But if you examine the kind of control Israel already exercises in the West Bank, one could claim that this is already a unitary state.

Israel controls all the entry and exit points in the entire territory (the occupied territories and “Israel proper” within the Green Line). It controls the air space, and treats the borders of the entire territory as if they were it’s own soverign borders. It settles its own citizens freely on the entire land. It controls the official currency of the land (the shekel) and the only central bank; it has a monopoly over the use of force; and finally, it controls the registration of the population, allowing Israel to be the sole authority to determine who is granted entry, or considered a native, and who isn’t.

In other words, this is a single, sovereign regime, which delegates some authorities to the Palestinian Authority as part of the Oslo Accords. Israel also has the power to revoke much of what it handed to the Palestinians, unilaterally. (For example, Israel is now withholding tax money it collects on behalf of the Palestinian Authority as a punitive measure for the reconciliation agreement between Fatah and Hamas.) Most Israelis and Palestinians living in this land – myself included – were born into this reality, and if you ask anyone in this land who is the sovereign power, they will have the same answer.

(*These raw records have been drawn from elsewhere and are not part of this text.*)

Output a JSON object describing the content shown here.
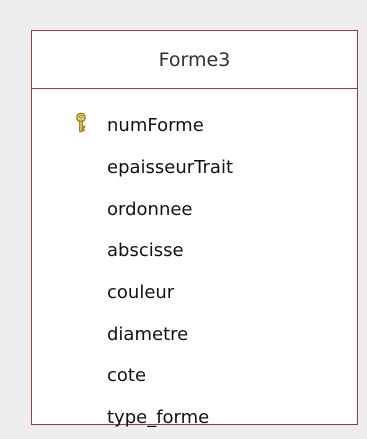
{
  "table": {
    "name": "Forme3",
    "border_color": "#a23a3a",
    "primary_key_icon": "key-icon",
    "fields": [
      {
        "name": "numForme",
        "primary_key": true
      },
      {
        "name": "epaisseurTrait",
        "primary_key": false
      },
      {
        "name": "ordonnee",
        "primary_key": false
      },
      {
        "name": "abscisse",
        "primary_key": false
      },
      {
        "name": "couleur",
        "primary_key": false
      },
      {
        "name": "diametre",
        "primary_key": false
      },
      {
        "name": "cote",
        "primary_key": false
      },
      {
        "name": "type_forme",
        "primary_key": false
      }
    ]
  }
}
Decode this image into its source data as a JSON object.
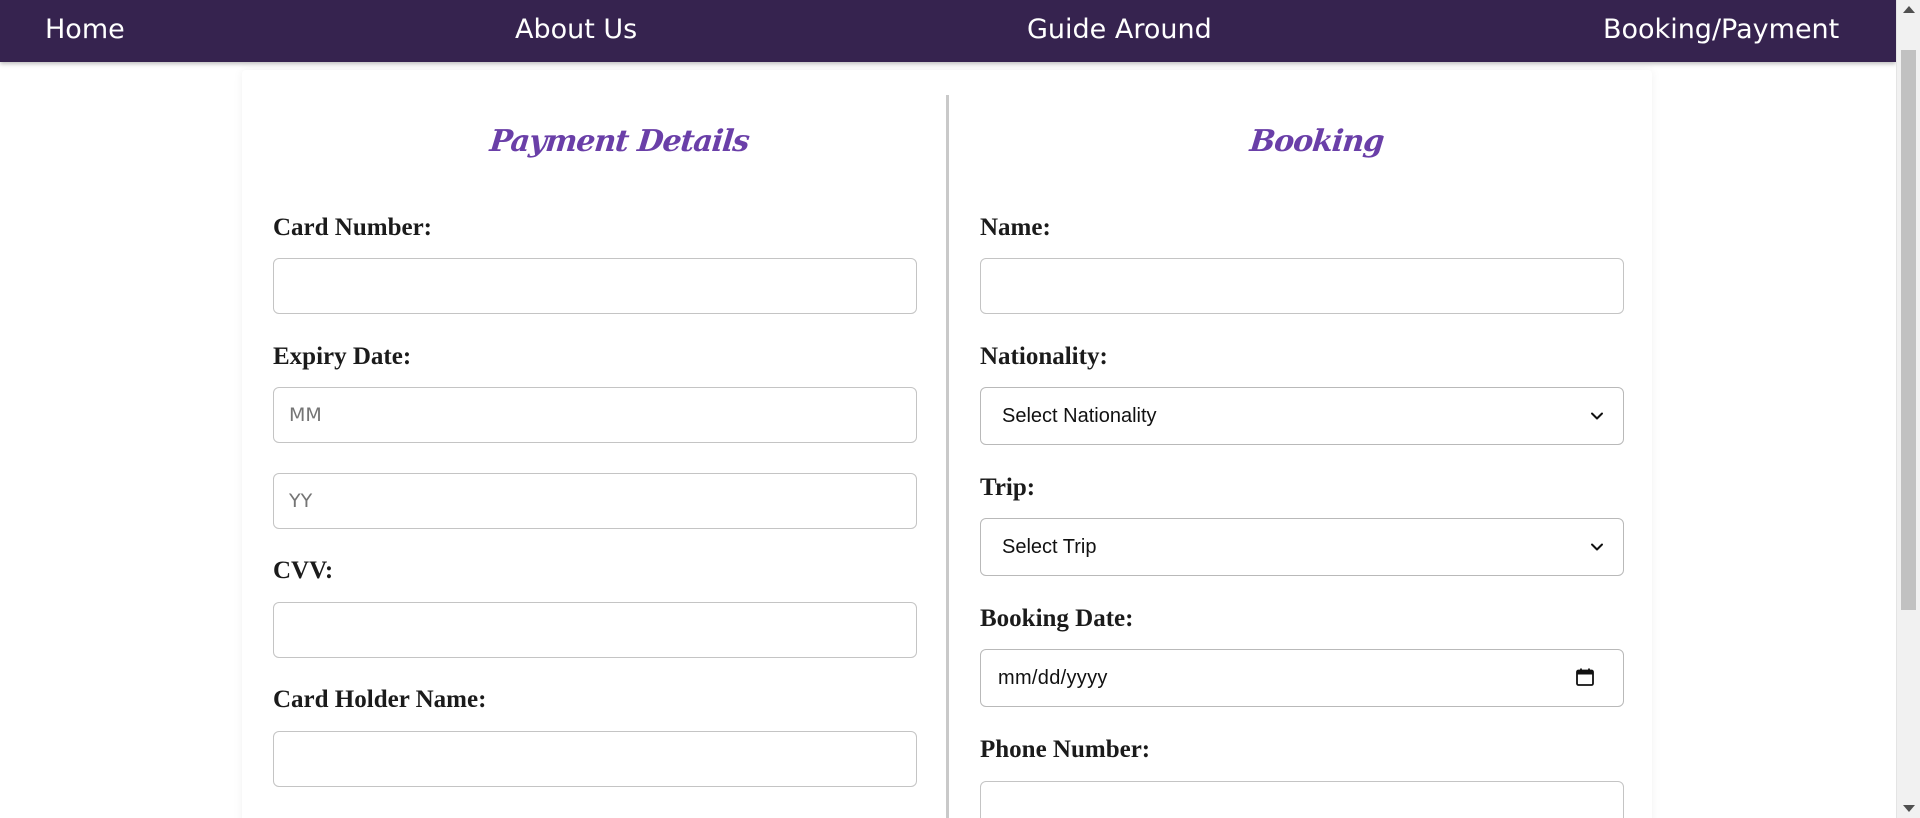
{
  "nav": {
    "home": "Home",
    "about": "About Us",
    "guide": "Guide Around",
    "booking": "Booking/Payment"
  },
  "payment": {
    "title": "Payment Details",
    "card_number_label": "Card Number:",
    "card_number_value": "",
    "expiry_label": "Expiry Date:",
    "month_placeholder": "MM",
    "year_placeholder": "YY",
    "cvv_label": "CVV:",
    "cvv_value": "",
    "holder_label": "Card Holder Name:",
    "holder_value": ""
  },
  "booking": {
    "title": "Booking",
    "name_label": "Name:",
    "name_value": "",
    "nationality_label": "Nationality:",
    "nationality_selected": "Select Nationality",
    "trip_label": "Trip:",
    "trip_selected": "Select Trip",
    "date_label": "Booking Date:",
    "date_value": "mm/dd/yyyy",
    "phone_label": "Phone Number:",
    "phone_value": ""
  },
  "colors": {
    "navbar": "#36234f",
    "accent_title": "#6a3fa8"
  },
  "icons": {
    "select_arrow": "chevron-down-icon",
    "date_picker": "calendar-icon"
  }
}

The secretary of state was not referring to a future scenario, but to what is already here.

‘There was no generous offer’: A history of peace talks
If this isn’t apartheid, then what is it?